Reached by phone after the meeting, Curry called council’s action to reinstate Morris “a poor decision” and that the borough should have exercised the option to appeal Bratton’s order to Commonwealth Court.

Council President Chris McNamara told the Press And Journal on Friday, Nov. 6 that he had opposed appealing Darby’s arbitration decision as a waste of borough tax dollars.

However, Curry said McNamara did not oppose the appeal – no one opposed going forward with it, the mayor said. Minutes from borough council meetings do not indicate that a vote was taken in public regarding going forward with the appeal, which would have been discussed in executive session. However, Curry said he did not remember anyone voicing any objection to filing the appeal.

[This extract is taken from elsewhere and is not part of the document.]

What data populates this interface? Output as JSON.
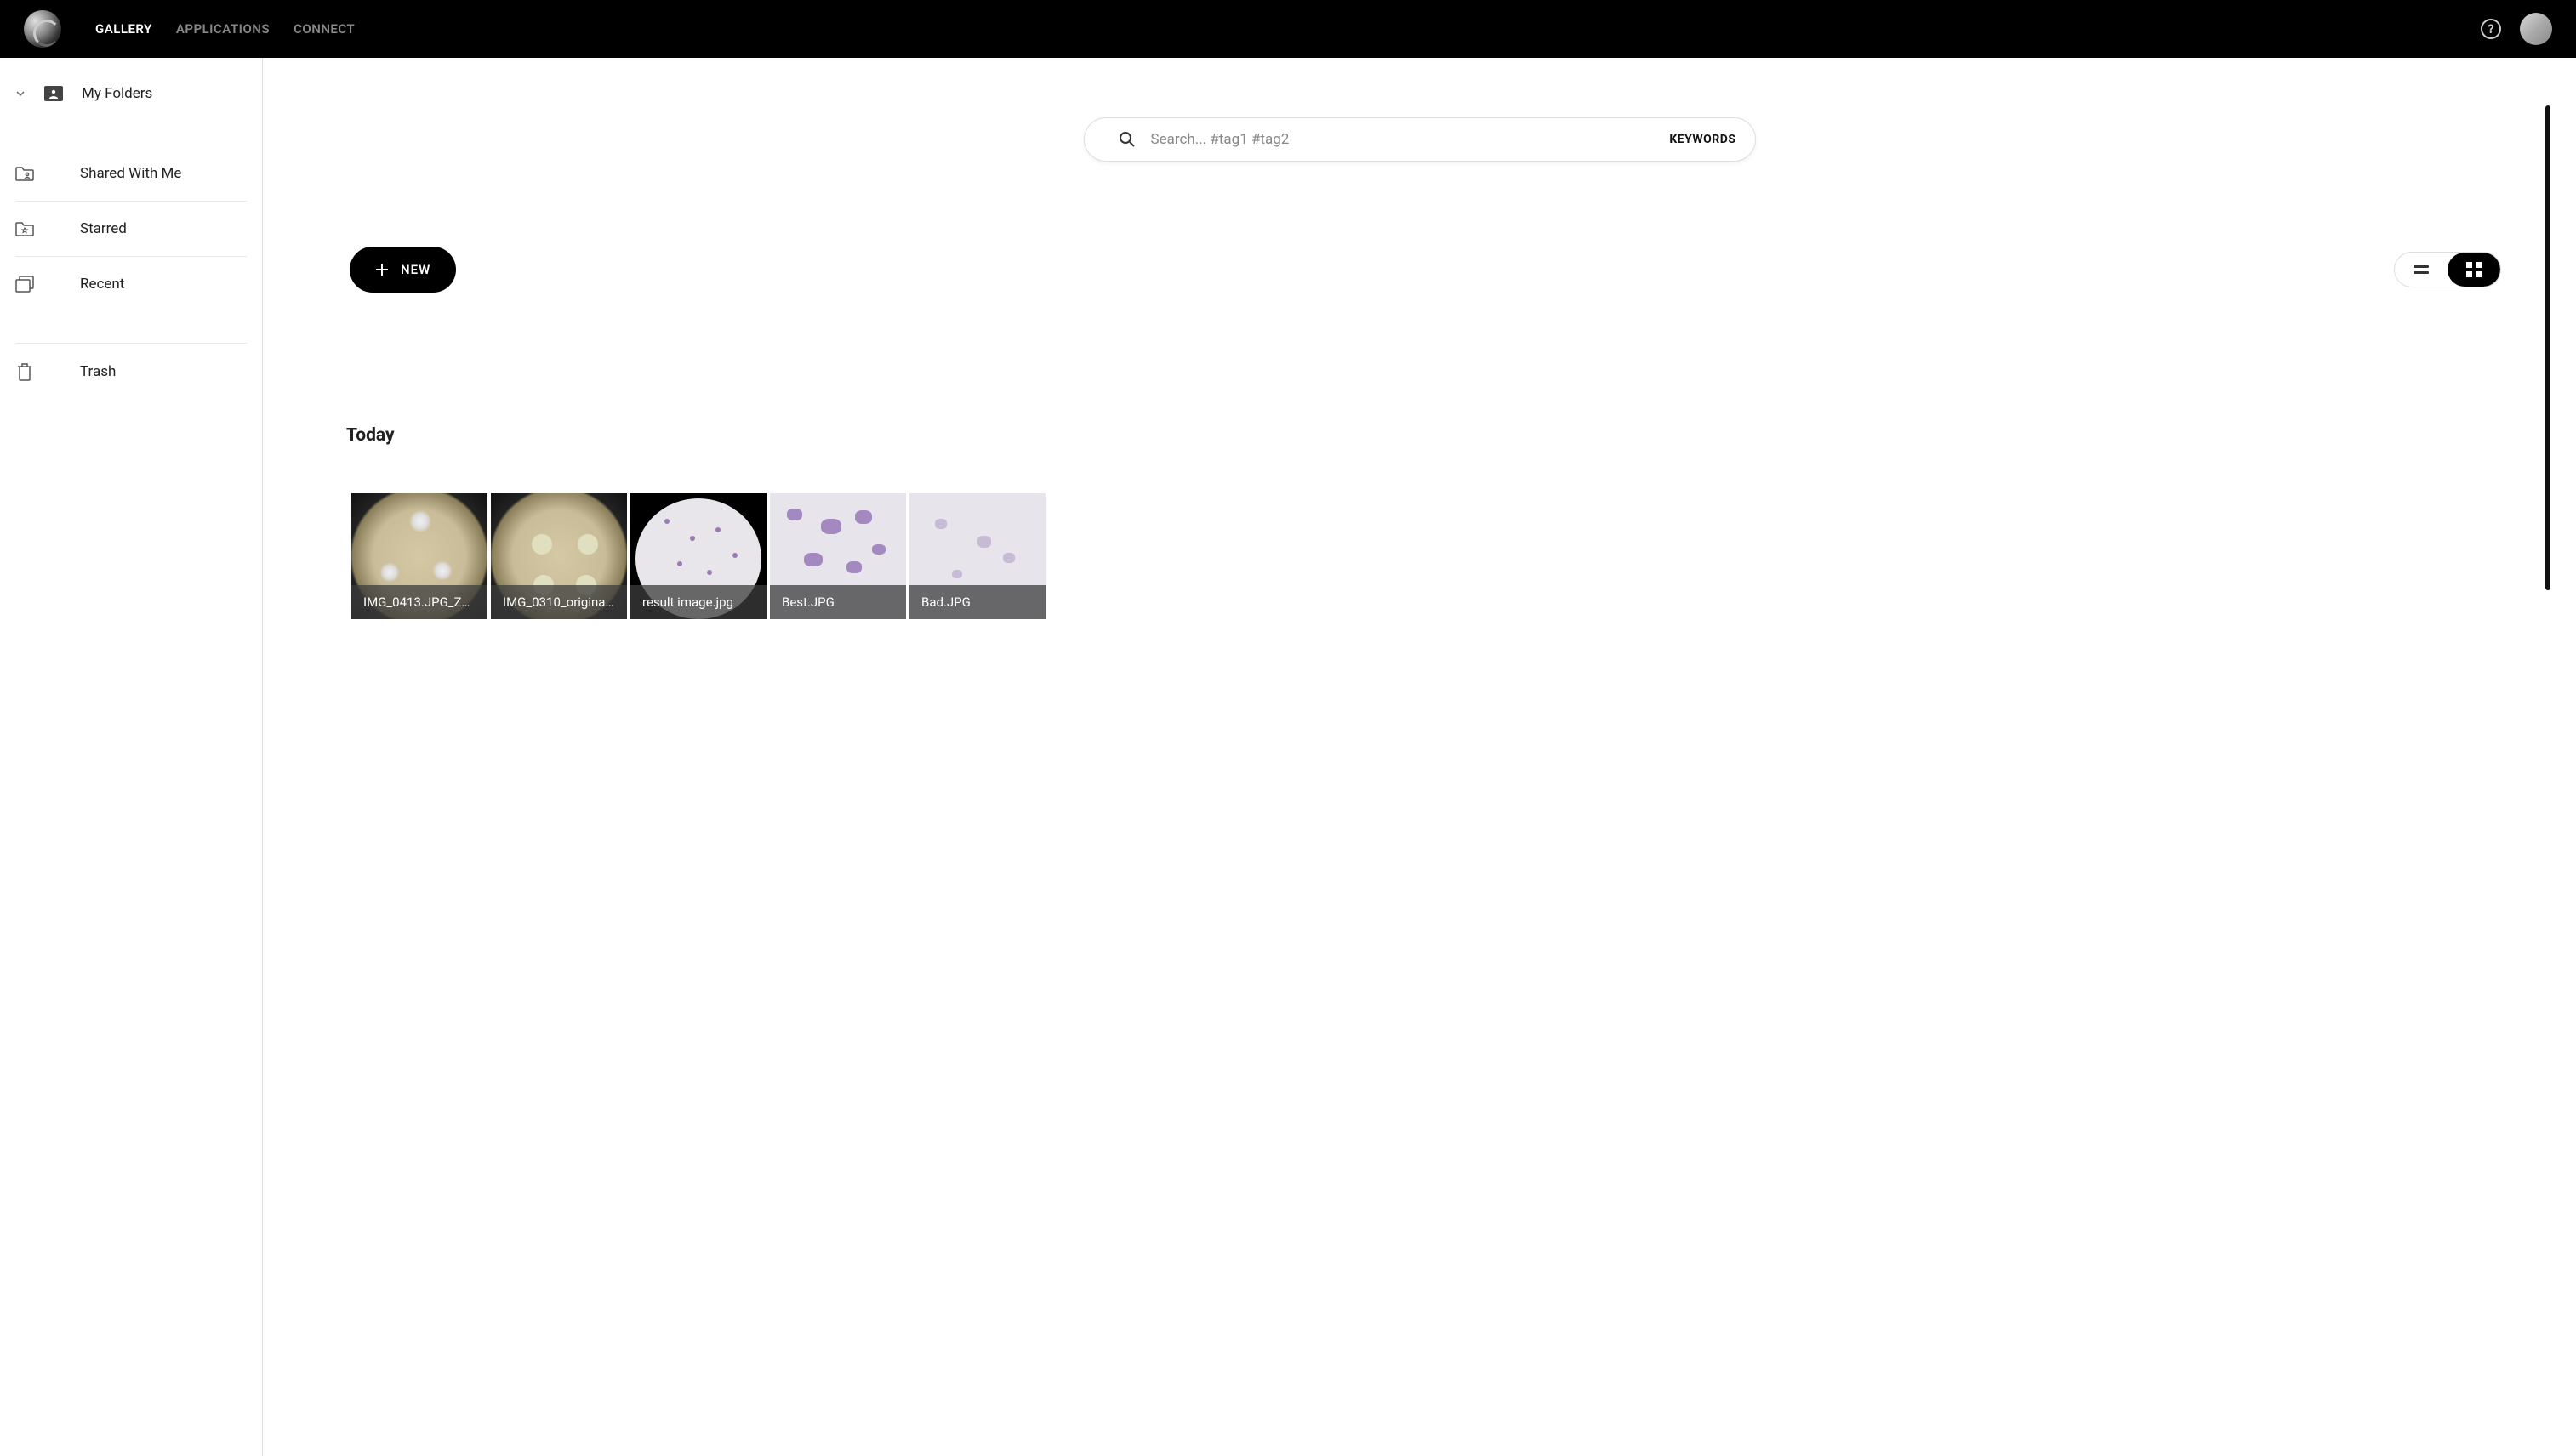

“The body as a whole voted to appeal. You believed in your position originally, you obviously believed in the position again on appeal,” Curry said. “I don’t understand why just because you lose the appeal that you don’t push for the next appeal. If you believe the facts and circumstances surrounding the termination, you go to the end, you finish the process.”

Nevertheless, Curry said that Morris will be “welcomed back to the force” by himself and by Chief John Bey, in accordance with council’s decision.

Council’s motion reinstating Morris calls for the date of his return to be worked out by the solicitor.

Morris will be returned to his previous position as a patrolman at his previous level of pay and benefits, McNamara said. He was unable to estimate how much money Morris is now owed in past  salary and compensation based upon Darby’s ruling, or how the borough plans to pay the amount.